A sticky bottle, as many race fans know, is when a rider holds onto a water bottle being handed out of a moving car and effectively gets a high-speed push. Now, you can buy one.
Well, okay, you can’t buy a team director and a place in a WorldTour race. But you can buy a Rider’s Sticky Bottle from Watrbodl, a small company that sells fun designs on bottles made by Specialized.
Company founder Giancarlo Bianchi started 10 years ago with an idea for a Haterade design that played on the Gatorade logo. He approached Specialized at the Interbike trade show in Las Vegas, but was told it was too similar to the Gatorade design. After the word came up again in talking when a cycling friend was expressing his disdain for disc bikes and tubeless tires, Bianchi decided to try again.
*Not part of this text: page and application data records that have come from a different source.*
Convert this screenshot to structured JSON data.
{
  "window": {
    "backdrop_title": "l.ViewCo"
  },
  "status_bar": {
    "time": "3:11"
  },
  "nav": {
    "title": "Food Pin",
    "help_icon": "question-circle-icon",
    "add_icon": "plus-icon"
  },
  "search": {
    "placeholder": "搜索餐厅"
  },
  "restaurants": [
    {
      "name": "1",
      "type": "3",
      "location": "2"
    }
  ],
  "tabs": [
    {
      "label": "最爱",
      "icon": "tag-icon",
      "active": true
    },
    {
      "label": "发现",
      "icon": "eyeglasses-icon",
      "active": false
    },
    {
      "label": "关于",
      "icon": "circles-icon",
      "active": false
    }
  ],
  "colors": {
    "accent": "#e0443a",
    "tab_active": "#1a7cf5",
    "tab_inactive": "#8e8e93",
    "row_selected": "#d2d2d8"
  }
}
This time he was told if he adjusted the design, Specialized would make it. After a graphic designer friend, Juan Carlos, tweaked the design, they were off to the races.
Bianchi, who works for TrainingPeaks, started selling Haterade bottles through a personal webpage using Venmo and PayPal, and a Google Doc for keeping track of inventory. “It was a mess,” he said.
Earlier this year, Bianchi and new business partner Ben Gorodetsky launched Watrbodl LLC to sell a variety of designs, often those that apply a cycling themes to a variation of a popular consumer product. Bidon Domestique, for example looks awfully similar to the logo of Dom Perignon. In the coronavirus age where hand sanitizer is ubiquitous, the PureWatts bottle riffs on the Purell logo.
“I’m happy with how things have turned out and exited about where they’re going,” Bianchi said. “New ideas either come to me naturally, usually on a ride, or would be suggested to me by friends. I’m happy that other people share a similar sense of humor. The bottles have since proven quite popular with Instagram influencers and pro cyclists alike: @cat3memes, @feedzonenews and @trollcyclist all have our bottles in their personal stash. Ashton Lambie, former individual pursuit world record holder, who is one of the fastest haters out
there. And Rohan Dennis’ 6-year-old Akita, Willis, uses them when he gets sick of his water bowl.”
Although Watrbodl is well beyond the days of using a Google Doc for inventory — and is now selling t-shirts as well, Bianchi is happy to see name he remembers from copy-and-pasting into a Doc come through the ordering system.
“I’m glad I’ve had the opportunity to bring some humor and style into the cycling world,” he said.
You can check out all Watrbodl’s designs at watrbodl.com.